Construction workers typically face many obstacles every day as a common component of their workplace. Heavy equipment, dangerous conditions and even the weather can all be detrimental to their safety. When someone is injured on the job, or even dies, it is necessary to examine the circumstances that allowed it to happen so that they are not later repeated with similar results.
An Illinois man died recently of heat stroke that he suffered while employed with an electrical contractor who was working on the CTA Red Line. The man became sick on his first day of work as he handled transportation and installation of pipe needed for the renovation efforts. He collapsed and was taken to a local hospital where he died the next day. The autopsy report lists heat stroke as the cause of death.
The Occupational Safety and Health Administration claims that the electrical contracting company did not have a program in place that dealt with extreme heat and its associated danger to their workers. OSHA said the company should have done more to ensure the injured man had time to adjust to the heat and the physical needs of his job. They have levied several thousand dollars worth of fines.
The company countered that they have a heat illness program in place that goes above and beyond what is required. They say the plan was enforced, and that fines are not an acceptable response to what had happened. They plan to dispute OSHA’s findings.
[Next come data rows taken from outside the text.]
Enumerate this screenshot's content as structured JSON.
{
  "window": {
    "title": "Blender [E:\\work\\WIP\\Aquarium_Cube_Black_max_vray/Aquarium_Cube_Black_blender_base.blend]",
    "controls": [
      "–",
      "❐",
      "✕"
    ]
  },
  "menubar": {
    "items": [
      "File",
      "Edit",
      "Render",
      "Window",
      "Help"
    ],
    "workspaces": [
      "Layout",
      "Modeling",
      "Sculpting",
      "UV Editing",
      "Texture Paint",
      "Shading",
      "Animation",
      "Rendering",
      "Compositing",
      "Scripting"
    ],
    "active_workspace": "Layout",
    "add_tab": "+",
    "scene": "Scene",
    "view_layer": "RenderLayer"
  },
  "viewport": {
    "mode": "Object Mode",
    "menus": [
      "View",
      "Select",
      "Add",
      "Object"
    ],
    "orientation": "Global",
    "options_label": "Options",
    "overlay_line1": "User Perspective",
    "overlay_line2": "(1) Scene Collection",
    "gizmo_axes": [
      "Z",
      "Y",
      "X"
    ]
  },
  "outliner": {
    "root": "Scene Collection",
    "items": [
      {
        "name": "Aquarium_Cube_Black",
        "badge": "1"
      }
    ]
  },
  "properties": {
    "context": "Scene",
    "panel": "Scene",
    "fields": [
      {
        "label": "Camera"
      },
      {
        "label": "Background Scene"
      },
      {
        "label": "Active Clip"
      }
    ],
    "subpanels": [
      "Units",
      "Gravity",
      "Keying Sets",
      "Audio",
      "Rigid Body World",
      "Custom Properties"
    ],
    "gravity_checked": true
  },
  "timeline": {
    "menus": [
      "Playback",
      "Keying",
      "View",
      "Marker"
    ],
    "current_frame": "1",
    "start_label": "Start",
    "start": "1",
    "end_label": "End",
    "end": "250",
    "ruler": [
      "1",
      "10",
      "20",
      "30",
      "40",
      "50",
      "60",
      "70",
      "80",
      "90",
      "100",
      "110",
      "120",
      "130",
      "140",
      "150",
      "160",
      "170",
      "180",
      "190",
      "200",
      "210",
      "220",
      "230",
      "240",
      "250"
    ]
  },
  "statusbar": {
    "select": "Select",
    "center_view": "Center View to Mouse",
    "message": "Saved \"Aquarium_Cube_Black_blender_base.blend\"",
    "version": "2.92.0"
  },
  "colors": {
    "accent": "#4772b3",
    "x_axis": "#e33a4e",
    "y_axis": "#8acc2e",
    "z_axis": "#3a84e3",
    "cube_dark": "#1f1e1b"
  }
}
When someone is injured on the job in Illinois, their employer should be held to a high standard of accountability. This is especially true when that injury results in death. In this case, the man’s family may be eligible for workers’ compensation benefits. While compensation won’t change what happened, it could provide the family with the means to move past the accident and its consequences.
Source: Chicago Tribune, Libertyville contractor faces fine in Red Line worker death, Ameet Sachdev, Dec. 2, 2013